1 For this and further material on biomechanical movement research at CIT and the Theater of Projectionism I am deeply grateful to Lubov Pchelkina and Andrey Smirnov. Andrey Smirnov, Sound in Z. Experiments in Sound and Electronic Music in Early 20th Century Russia (London: Sound and Music, 2013).

2 Andrey Smirnov, Sound in Z, 99.

3 Ibidem.

4 Ibidem, 115.

5 The decentralization would lead to a dual rhythm: “the physiological cardiac rhythm” and the collective rhythm of the “work fever,” to which Gastev devotes particular attention. In the context of the biomechanical relationship between man and machine, Gastev, in his article How people work, sweeps away the prejudices of a technocratically oriented ideology: “The banal notion is widespread that tools will soon be replaced by machines.” (By ‘tools’, he also meant the body’s limbs.) “It is a bourgeois misunderstanding. For all the tools, all the processing machines are nothing other than an intuition of the human organism. If the machine were to triumph one day, research into the elementary mechanics of the human body will be even more urgent, and it will be pursued even more attentively.” Alexei Gastev, Kak nado rabotat’ (How One Should Work), (Moscow: Ekonomika, 1972), accessed April 1, 2014, http://ruslit.traumlibrary.net/book/gastev-kak-nado-rabotat/gastev-kak-nado-rabotat.html.

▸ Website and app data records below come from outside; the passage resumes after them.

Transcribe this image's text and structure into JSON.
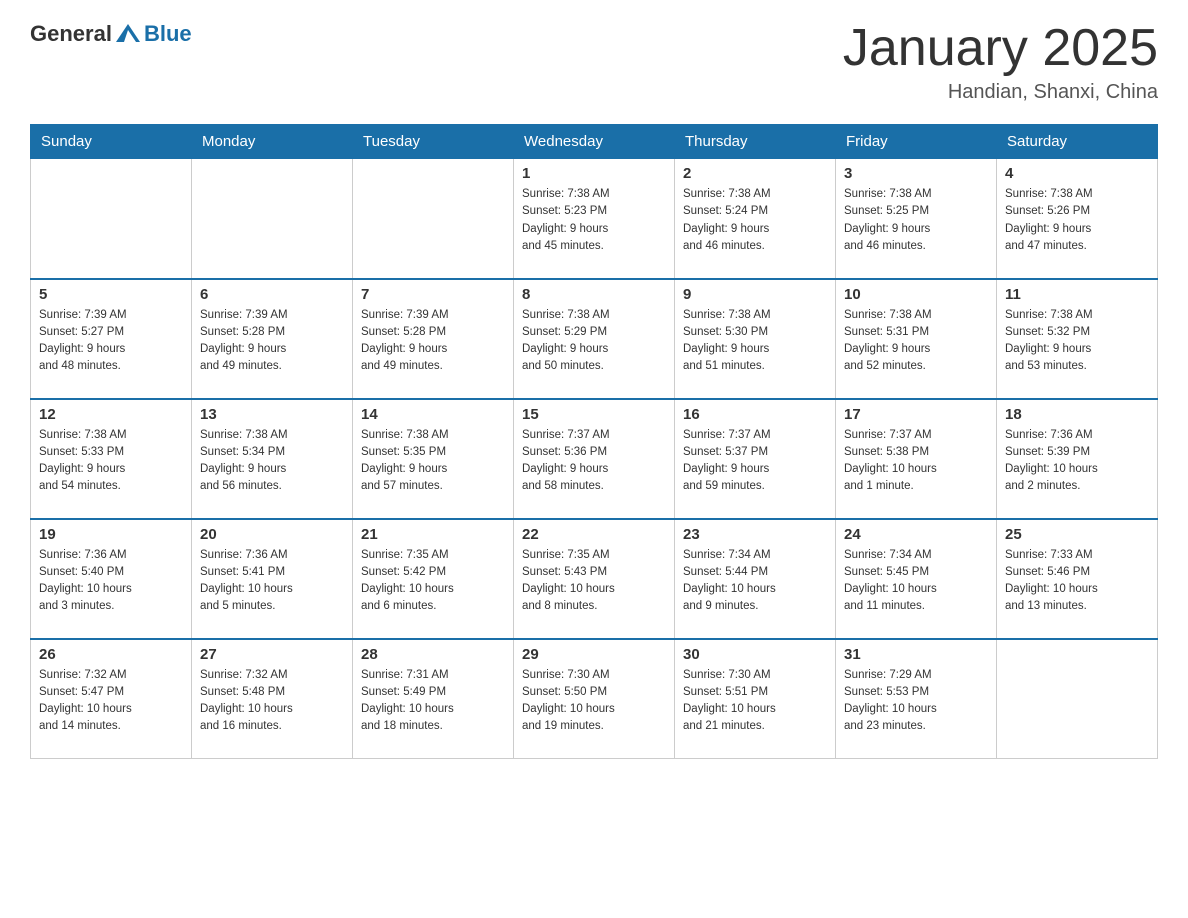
{
  "header": {
    "logo_general": "General",
    "logo_blue": "Blue",
    "month_year": "January 2025",
    "location": "Handian, Shanxi, China"
  },
  "weekdays": [
    "Sunday",
    "Monday",
    "Tuesday",
    "Wednesday",
    "Thursday",
    "Friday",
    "Saturday"
  ],
  "weeks": [
    [
      {
        "day": "",
        "info": ""
      },
      {
        "day": "",
        "info": ""
      },
      {
        "day": "",
        "info": ""
      },
      {
        "day": "1",
        "info": "Sunrise: 7:38 AM\nSunset: 5:23 PM\nDaylight: 9 hours\nand 45 minutes."
      },
      {
        "day": "2",
        "info": "Sunrise: 7:38 AM\nSunset: 5:24 PM\nDaylight: 9 hours\nand 46 minutes."
      },
      {
        "day": "3",
        "info": "Sunrise: 7:38 AM\nSunset: 5:25 PM\nDaylight: 9 hours\nand 46 minutes."
      },
      {
        "day": "4",
        "info": "Sunrise: 7:38 AM\nSunset: 5:26 PM\nDaylight: 9 hours\nand 47 minutes."
      }
    ],
    [
      {
        "day": "5",
        "info": "Sunrise: 7:39 AM\nSunset: 5:27 PM\nDaylight: 9 hours\nand 48 minutes."
      },
      {
        "day": "6",
        "info": "Sunrise: 7:39 AM\nSunset: 5:28 PM\nDaylight: 9 hours\nand 49 minutes."
      },
      {
        "day": "7",
        "info": "Sunrise: 7:39 AM\nSunset: 5:28 PM\nDaylight: 9 hours\nand 49 minutes."
      },
      {
        "day": "8",
        "info": "Sunrise: 7:38 AM\nSunset: 5:29 PM\nDaylight: 9 hours\nand 50 minutes."
      },
      {
        "day": "9",
        "info": "Sunrise: 7:38 AM\nSunset: 5:30 PM\nDaylight: 9 hours\nand 51 minutes."
      },
      {
        "day": "10",
        "info": "Sunrise: 7:38 AM\nSunset: 5:31 PM\nDaylight: 9 hours\nand 52 minutes."
      },
      {
        "day": "11",
        "info": "Sunrise: 7:38 AM\nSunset: 5:32 PM\nDaylight: 9 hours\nand 53 minutes."
      }
    ],
    [
      {
        "day": "12",
        "info": "Sunrise: 7:38 AM\nSunset: 5:33 PM\nDaylight: 9 hours\nand 54 minutes."
      },
      {
        "day": "13",
        "info": "Sunrise: 7:38 AM\nSunset: 5:34 PM\nDaylight: 9 hours\nand 56 minutes."
      },
      {
        "day": "14",
        "info": "Sunrise: 7:38 AM\nSunset: 5:35 PM\nDaylight: 9 hours\nand 57 minutes."
      },
      {
        "day": "15",
        "info": "Sunrise: 7:37 AM\nSunset: 5:36 PM\nDaylight: 9 hours\nand 58 minutes."
      },
      {
        "day": "16",
        "info": "Sunrise: 7:37 AM\nSunset: 5:37 PM\nDaylight: 9 hours\nand 59 minutes."
      },
      {
        "day": "17",
        "info": "Sunrise: 7:37 AM\nSunset: 5:38 PM\nDaylight: 10 hours\nand 1 minute."
      },
      {
        "day": "18",
        "info": "Sunrise: 7:36 AM\nSunset: 5:39 PM\nDaylight: 10 hours\nand 2 minutes."
      }
    ],
    [
      {
        "day": "19",
        "info": "Sunrise: 7:36 AM\nSunset: 5:40 PM\nDaylight: 10 hours\nand 3 minutes."
      },
      {
        "day": "20",
        "info": "Sunrise: 7:36 AM\nSunset: 5:41 PM\nDaylight: 10 hours\nand 5 minutes."
      },
      {
        "day": "21",
        "info": "Sunrise: 7:35 AM\nSunset: 5:42 PM\nDaylight: 10 hours\nand 6 minutes."
      },
      {
        "day": "22",
        "info": "Sunrise: 7:35 AM\nSunset: 5:43 PM\nDaylight: 10 hours\nand 8 minutes."
      },
      {
        "day": "23",
        "info": "Sunrise: 7:34 AM\nSunset: 5:44 PM\nDaylight: 10 hours\nand 9 minutes."
      },
      {
        "day": "24",
        "info": "Sunrise: 7:34 AM\nSunset: 5:45 PM\nDaylight: 10 hours\nand 11 minutes."
      },
      {
        "day": "25",
        "info": "Sunrise: 7:33 AM\nSunset: 5:46 PM\nDaylight: 10 hours\nand 13 minutes."
      }
    ],
    [
      {
        "day": "26",
        "info": "Sunrise: 7:32 AM\nSunset: 5:47 PM\nDaylight: 10 hours\nand 14 minutes."
      },
      {
        "day": "27",
        "info": "Sunrise: 7:32 AM\nSunset: 5:48 PM\nDaylight: 10 hours\nand 16 minutes."
      },
      {
        "day": "28",
        "info": "Sunrise: 7:31 AM\nSunset: 5:49 PM\nDaylight: 10 hours\nand 18 minutes."
      },
      {
        "day": "29",
        "info": "Sunrise: 7:30 AM\nSunset: 5:50 PM\nDaylight: 10 hours\nand 19 minutes."
      },
      {
        "day": "30",
        "info": "Sunrise: 7:30 AM\nSunset: 5:51 PM\nDaylight: 10 hours\nand 21 minutes."
      },
      {
        "day": "31",
        "info": "Sunrise: 7:29 AM\nSunset: 5:53 PM\nDaylight: 10 hours\nand 23 minutes."
      },
      {
        "day": "",
        "info": ""
      }
    ]
  ]
}
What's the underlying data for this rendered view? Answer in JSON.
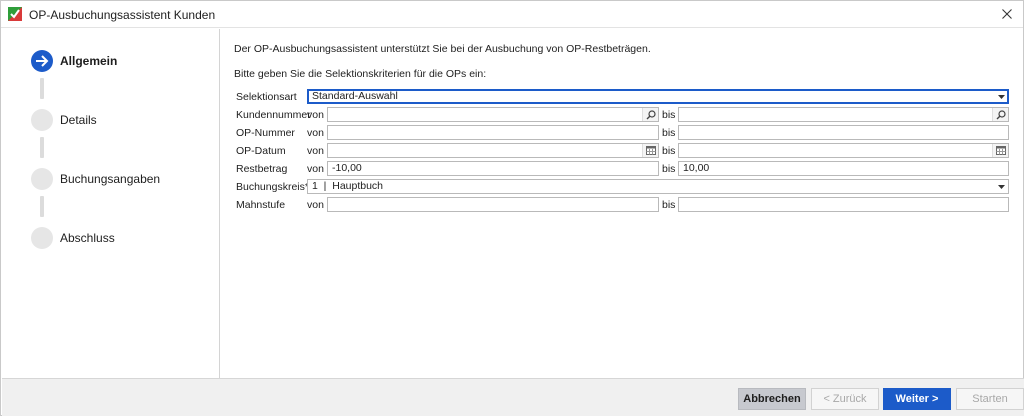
{
  "window": {
    "title": "OP-Ausbuchungsassistent Kunden"
  },
  "steps": [
    {
      "label": "Allgemein",
      "state": "active"
    },
    {
      "label": "Details",
      "state": "pending"
    },
    {
      "label": "Buchungsangaben",
      "state": "pending"
    },
    {
      "label": "Abschluss",
      "state": "pending"
    }
  ],
  "intro": {
    "line1": "Der OP-Ausbuchungsassistent unterstützt Sie bei der Ausbuchung von OP-Restbeträgen.",
    "line2": "Bitte geben Sie die Selektionskriterien für die OPs ein:"
  },
  "form": {
    "von": "von",
    "bis": "bis",
    "selektionsart": {
      "label": "Selektionsart",
      "value": "Standard-Auswahl"
    },
    "kundennummer": {
      "label": "Kundennummer",
      "from": "",
      "to": ""
    },
    "opnummer": {
      "label": "OP-Nummer",
      "from": "",
      "to": ""
    },
    "opdatum": {
      "label": "OP-Datum",
      "from": "",
      "to": ""
    },
    "restbetrag": {
      "label": "Restbetrag",
      "from": "-10,00",
      "to": "10,00"
    },
    "buchungskreis": {
      "label": "Buchungskreis*",
      "value": "1  |  Hauptbuch"
    },
    "mahnstufe": {
      "label": "Mahnstufe",
      "from": "",
      "to": ""
    }
  },
  "footer": {
    "cancel": "Abbrechen",
    "back": "< Zurück",
    "next": "Weiter >",
    "start": "Starten"
  },
  "colors": {
    "accent": "#1c5bc9"
  }
}
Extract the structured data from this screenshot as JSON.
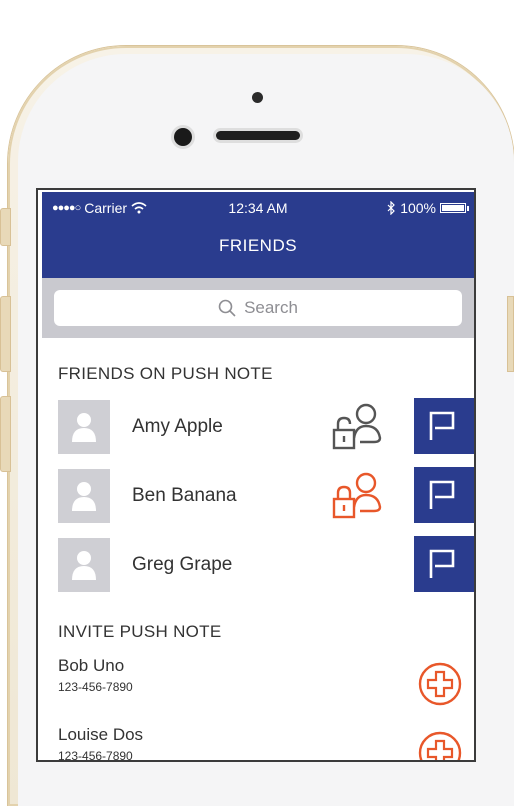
{
  "status": {
    "carrier": "Carrier",
    "time": "12:34 AM",
    "battery": "100%"
  },
  "nav": {
    "title": "FRIENDS"
  },
  "search": {
    "placeholder": "Search"
  },
  "friends_section": {
    "title": "FRIENDS ON PUSH NOTE",
    "items": [
      {
        "name": "Amy Apple",
        "lock_color": "#555555"
      },
      {
        "name": "Ben Banana",
        "lock_color": "#e8572a"
      },
      {
        "name": "Greg Grape",
        "lock_color": ""
      }
    ]
  },
  "invite_section": {
    "title": "INVITE PUSH NOTE",
    "items": [
      {
        "name": "Bob Uno",
        "phone": "123-456-7890"
      },
      {
        "name": "Louise Dos",
        "phone": "123-456-7890"
      }
    ]
  },
  "colors": {
    "brand": "#2a3c8e",
    "accent": "#e8572a"
  }
}
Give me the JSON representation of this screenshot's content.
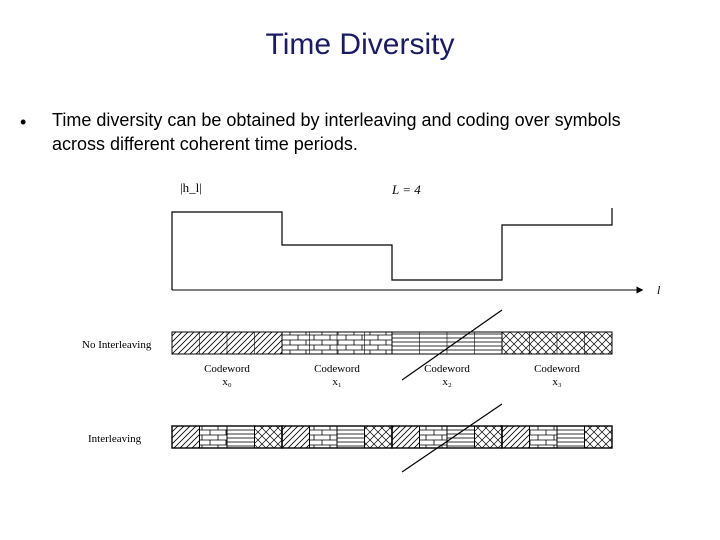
{
  "title": "Time Diversity",
  "bullet": "Time diversity can be obtained by interleaving and coding over symbols across different coherent time periods.",
  "figure": {
    "yLabel": "|h_l|",
    "param": "L = 4",
    "xLabel": "l",
    "rowLabels": [
      "No Interleaving",
      "Interleaving"
    ],
    "codewords": [
      "Codeword",
      "Codeword",
      "Codeword",
      "Codeword"
    ],
    "codewordSubs": [
      "x₀",
      "x₁",
      "x₂",
      "x₃"
    ]
  }
}
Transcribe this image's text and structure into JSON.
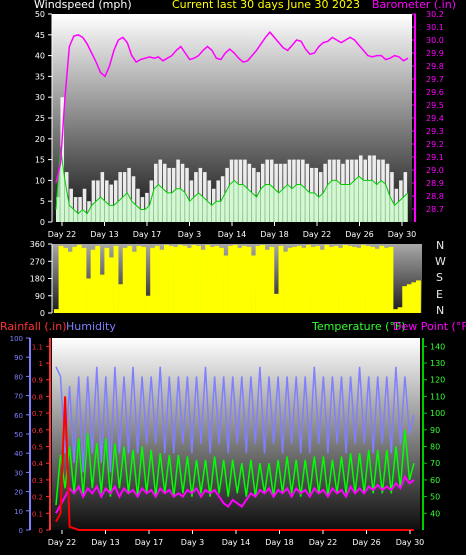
{
  "header": {
    "windspeed_label": "Windspeed (mph)",
    "title": "Current last 30 days June 30 2023",
    "barometer_label": "Barometer (.in)"
  },
  "labels": {
    "rainfall": "Rainfall (.in)",
    "humidity": "Humidity",
    "temperature": "Temperature (°F)",
    "dewpoint": "Dew Point (°F)"
  },
  "directions": [
    "N",
    "W",
    "S",
    "E",
    "N"
  ],
  "colors": {
    "windspeed": "#ffffff",
    "gust_line": "#00cc00",
    "barometer": "#ff00ff",
    "direction": "#ffff00",
    "rainfall": "#ff0000",
    "humidity": "#7f7fff",
    "temperature": "#00ff00",
    "dewpoint": "#ff00ff",
    "title": "#ffff00"
  },
  "chart_data": [
    {
      "type": "area",
      "name": "wind-barometer",
      "x_labels": [
        "Day 22",
        "Day 13",
        "Day 17",
        "Day 3",
        "Day 14",
        "Day 18",
        "Day 22",
        "Day 26",
        "Day 30"
      ],
      "left_axis": {
        "label": "Windspeed (mph)",
        "ylim": [
          0,
          50
        ],
        "ticks": [
          0,
          5,
          10,
          15,
          20,
          25,
          30,
          35,
          40,
          45,
          50
        ]
      },
      "right_axis": {
        "label": "Barometer (.in)",
        "ylim": [
          28.6,
          30.2
        ],
        "ticks": [
          28.7,
          28.8,
          28.9,
          29.0,
          29.1,
          29.2,
          29.3,
          29.4,
          29.5,
          29.6,
          29.7,
          29.8,
          29.9,
          30.0,
          30.1,
          30.2
        ]
      },
      "series": [
        {
          "name": "Barometer",
          "axis": "right",
          "values": [
            28.9,
            29.05,
            29.55,
            29.95,
            30.03,
            30.04,
            30.02,
            29.97,
            29.9,
            29.83,
            29.75,
            29.72,
            29.8,
            29.92,
            30.0,
            30.02,
            29.98,
            29.88,
            29.83,
            29.85,
            29.86,
            29.87,
            29.86,
            29.87,
            29.84,
            29.86,
            29.88,
            29.92,
            29.95,
            29.9,
            29.85,
            29.86,
            29.88,
            29.92,
            29.95,
            29.92,
            29.86,
            29.85,
            29.9,
            29.93,
            29.9,
            29.86,
            29.83,
            29.84,
            29.88,
            29.92,
            29.97,
            30.02,
            30.06,
            30.02,
            29.98,
            29.94,
            29.92,
            29.96,
            30.0,
            29.99,
            29.93,
            29.89,
            29.9,
            29.95,
            29.98,
            29.99,
            30.02,
            30.0,
            29.98,
            30.0,
            30.02,
            30.0,
            29.96,
            29.92,
            29.88,
            29.87,
            29.88,
            29.88,
            29.85,
            29.86,
            29.88,
            29.87,
            29.84,
            29.86
          ]
        },
        {
          "name": "Windspeed",
          "axis": "left",
          "values": [
            3,
            18,
            10,
            4,
            3,
            2,
            3,
            2,
            4,
            5,
            6,
            5,
            4,
            4,
            5,
            6,
            7,
            5,
            4,
            3,
            3,
            4,
            8,
            9,
            8,
            7,
            7,
            8,
            8,
            7,
            5,
            6,
            7,
            6,
            5,
            4,
            5,
            5,
            7,
            9,
            10,
            9,
            9,
            8,
            7,
            6,
            8,
            9,
            9,
            8,
            7,
            8,
            9,
            8,
            9,
            9,
            8,
            7,
            7,
            6,
            7,
            9,
            10,
            10,
            9,
            9,
            9,
            10,
            11,
            10,
            10,
            10,
            9,
            10,
            9,
            6,
            4,
            5,
            6,
            7
          ]
        },
        {
          "name": "Gust",
          "axis": "left",
          "values": [
            6,
            30,
            12,
            8,
            6,
            6,
            8,
            5,
            10,
            10,
            12,
            10,
            9,
            10,
            12,
            12,
            13,
            11,
            8,
            6,
            7,
            10,
            14,
            15,
            14,
            13,
            13,
            15,
            14,
            13,
            10,
            12,
            13,
            12,
            10,
            8,
            10,
            11,
            13,
            15,
            15,
            15,
            15,
            14,
            13,
            12,
            14,
            15,
            15,
            14,
            14,
            14,
            15,
            15,
            15,
            15,
            14,
            13,
            13,
            12,
            14,
            15,
            15,
            15,
            14,
            15,
            15,
            15,
            16,
            15,
            16,
            16,
            15,
            15,
            14,
            12,
            8,
            10,
            12,
            15
          ]
        }
      ]
    },
    {
      "type": "area",
      "name": "wind-direction",
      "left_axis": {
        "ylim": [
          0,
          360
        ],
        "ticks": [
          0,
          90,
          180,
          270,
          360
        ]
      },
      "series": [
        {
          "name": "Direction",
          "values": [
            20,
            350,
            340,
            320,
            345,
            355,
            340,
            180,
            330,
            350,
            200,
            340,
            290,
            350,
            150,
            340,
            350,
            320,
            350,
            345,
            90,
            340,
            350,
            330,
            355,
            350,
            345,
            355,
            350,
            340,
            355,
            350,
            330,
            355,
            345,
            350,
            340,
            300,
            350,
            355,
            340,
            350,
            345,
            300,
            350,
            355,
            330,
            345,
            100,
            350,
            320,
            340,
            345,
            350,
            340,
            355,
            345,
            350,
            330,
            355,
            345,
            350,
            340,
            355,
            350,
            345,
            340,
            355,
            350,
            345,
            335,
            350,
            340,
            345,
            20,
            30,
            140,
            150,
            160,
            170
          ]
        }
      ]
    },
    {
      "type": "line",
      "name": "rain-humidity-temperature",
      "x_labels": [
        "Day 22",
        "Day 13",
        "Day 17",
        "Day 3",
        "Day 14",
        "Day 18",
        "Day 22",
        "Day 26",
        "Day 30"
      ],
      "humidity_axis": {
        "label": "Humidity",
        "ylim": [
          0,
          100
        ],
        "ticks": [
          0,
          10,
          20,
          30,
          40,
          50,
          60,
          70,
          80,
          90,
          100
        ]
      },
      "rain_axis": {
        "label": "Rainfall (.in)",
        "ylim": [
          0,
          1.15
        ],
        "ticks": [
          0,
          0.1,
          0.2,
          0.3,
          0.4,
          0.5,
          0.6,
          0.7,
          0.8,
          0.9,
          1,
          1.1
        ]
      },
      "temp_axis": {
        "label": "Temperature (°F)",
        "ylim": [
          30,
          145
        ],
        "ticks": [
          40,
          50,
          60,
          70,
          80,
          90,
          100,
          110,
          120,
          130,
          140
        ]
      },
      "series": [
        {
          "name": "Humidity",
          "axis": "humidity",
          "values": [
            85,
            80,
            40,
            75,
            35,
            80,
            30,
            80,
            40,
            85,
            35,
            80,
            30,
            85,
            40,
            80,
            40,
            85,
            40,
            80,
            45,
            80,
            45,
            85,
            40,
            80,
            40,
            80,
            45,
            80,
            40,
            80,
            45,
            85,
            40,
            80,
            45,
            80,
            40,
            80,
            45,
            80,
            40,
            80,
            45,
            85,
            40,
            80,
            45,
            80,
            40,
            80,
            45,
            80,
            40,
            80,
            40,
            85,
            45,
            80,
            40,
            80,
            45,
            80,
            40,
            80,
            45,
            85,
            45,
            80,
            40,
            80,
            45,
            80,
            40,
            85,
            45,
            80,
            50,
            60
          ]
        },
        {
          "name": "Temperature",
          "axis": "temp",
          "values": [
            45,
            75,
            55,
            80,
            52,
            85,
            50,
            88,
            55,
            82,
            52,
            85,
            50,
            82,
            55,
            80,
            52,
            78,
            50,
            80,
            52,
            78,
            50,
            76,
            52,
            75,
            50,
            75,
            52,
            74,
            50,
            72,
            52,
            72,
            50,
            74,
            52,
            72,
            50,
            72,
            52,
            70,
            50,
            72,
            50,
            70,
            52,
            70,
            50,
            72,
            52,
            74,
            52,
            72,
            50,
            72,
            52,
            74,
            52,
            74,
            50,
            72,
            52,
            74,
            52,
            76,
            52,
            76,
            52,
            78,
            52,
            78,
            52,
            78,
            52,
            80,
            55,
            90,
            60,
            70
          ]
        },
        {
          "name": "Dew Point",
          "axis": "temp",
          "values": [
            40,
            45,
            50,
            55,
            52,
            56,
            50,
            55,
            52,
            56,
            50,
            55,
            52,
            56,
            50,
            55,
            52,
            54,
            50,
            55,
            52,
            54,
            50,
            55,
            52,
            54,
            50,
            52,
            50,
            54,
            52,
            55,
            50,
            54,
            52,
            54,
            50,
            46,
            44,
            48,
            46,
            44,
            48,
            52,
            50,
            54,
            52,
            55,
            50,
            54,
            52,
            55,
            50,
            55,
            52,
            54,
            50,
            55,
            52,
            54,
            50,
            55,
            52,
            54,
            50,
            56,
            52,
            55,
            52,
            56,
            54,
            57,
            54,
            56,
            54,
            58,
            55,
            62,
            58,
            60
          ]
        },
        {
          "name": "Rainfall",
          "axis": "rain",
          "values": [
            0.05,
            0.1,
            0.8,
            0.02,
            0.01,
            0,
            0,
            0,
            0,
            0,
            0,
            0,
            0,
            0,
            0,
            0,
            0,
            0,
            0,
            0,
            0,
            0,
            0,
            0,
            0,
            0,
            0,
            0,
            0,
            0,
            0,
            0,
            0,
            0,
            0,
            0,
            0,
            0,
            0,
            0,
            0,
            0,
            0,
            0,
            0,
            0,
            0,
            0,
            0,
            0,
            0,
            0,
            0,
            0,
            0,
            0,
            0,
            0,
            0,
            0,
            0,
            0,
            0,
            0,
            0,
            0,
            0,
            0,
            0,
            0,
            0,
            0,
            0,
            0,
            0,
            0,
            0,
            0,
            0,
            0
          ]
        }
      ]
    }
  ]
}
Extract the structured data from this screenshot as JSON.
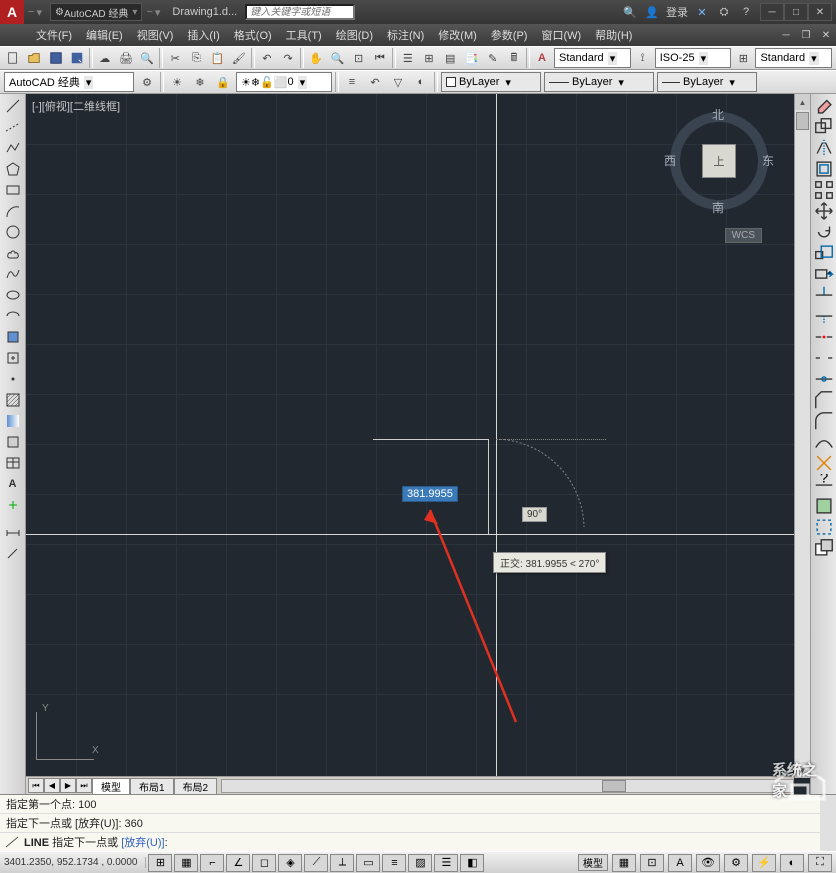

6 Alexej Gastev, Kak nado rabotat’.

7 Vsevolod Pudovkin, Sobrannye sochineniya v trekh tomakh (Collected Works in Three Volumes) (Moscow: Iskusstvo, 1974), vol. I, 145.

8 Sergei Tretyakov, Gas Masks. A melodrama in three acts (Moscow: Vserossiisky Proletkult, 1928).

9 Sergei Eisenstein, “МЕЙЕР — АКТЕР... Я — ИНЖЕНЕР...” (Meyer[hold] is an actor… I am an engineer…) in: V. Zabrodin (ed.), Eisenstein about Meyerhold (Moscow: Novoye izdatel'stvo, 2005), 158.

10 Sergei Eisenstein, „Sredniaia iz trekh“ (The middle of the three), in: idem, Izbrannye proizvedeniya v shesti tomakh (Selected Works in Six Volumes), vol. V (Moscow: Iskusstvo, 1968), 193.

11 Jörg Böchow, Das Theater Meyerholds und die Biomechanik (Berlin: Alexander Verlag, 1997).

12 Sergei Eisenstein: “Bewegung und Gegenbewegung,” in: idem, Jenseits der Einstellung. Schriften zur Filmtheorie (Frankfurt am Main, 2006), 145 ff.

13 Ibidem.

14 Ibidem.

15 Ibidem.

16 Georges Didi-Huberman, Peuples exposés, peuples figurants, L’oeil de l’histoire 4 (Paris: Minuit, 2012), 155–158.

17 Walter Benjamin, “Zur Kritik der Gewalt,“ in: idem, Gesammelte Schriften, Vol. 2, ed. R. Tiedemann and H. Schweppenhäuser (Frankfurt am Main, 1977), 194. English translation quoted from Werner Hamacher, "Afformative, Strike: Benjamin’s ‘Critique of Violence’“, in: Andrew Benjamin and Peter Osborne (eds.), Walter Benjamin’s Philosophy. Destruction and experience (London: Routledge, 1994), 121.

18 Walter Benjamin, “Goethes Wahlverwandtschaften“, in: idem, Gesammelte Schriften, vol. 1, 181. English translation quoted from Benjamin and Osborne (eds.), Walter Benjamin’s Philosophy, 124.

19Werner Hamacher ascribes the ‘event of forming itself formless’ to the category of ‘afformance’ which is an opposite to the use of ‘performance’ or ‘performative act’ but a kind of ‘ellipsis which silently accompanies any act and which may silently interrupt any speech act’. Werner Hamacher, "Afformative, Strike: Benjamin’s ‘Critique of Violence’“, in: Benjamin and Osborne (eds.), Walter Benjamin’s Philosophy, 110-139, here 128.

20 Ibidem, 126.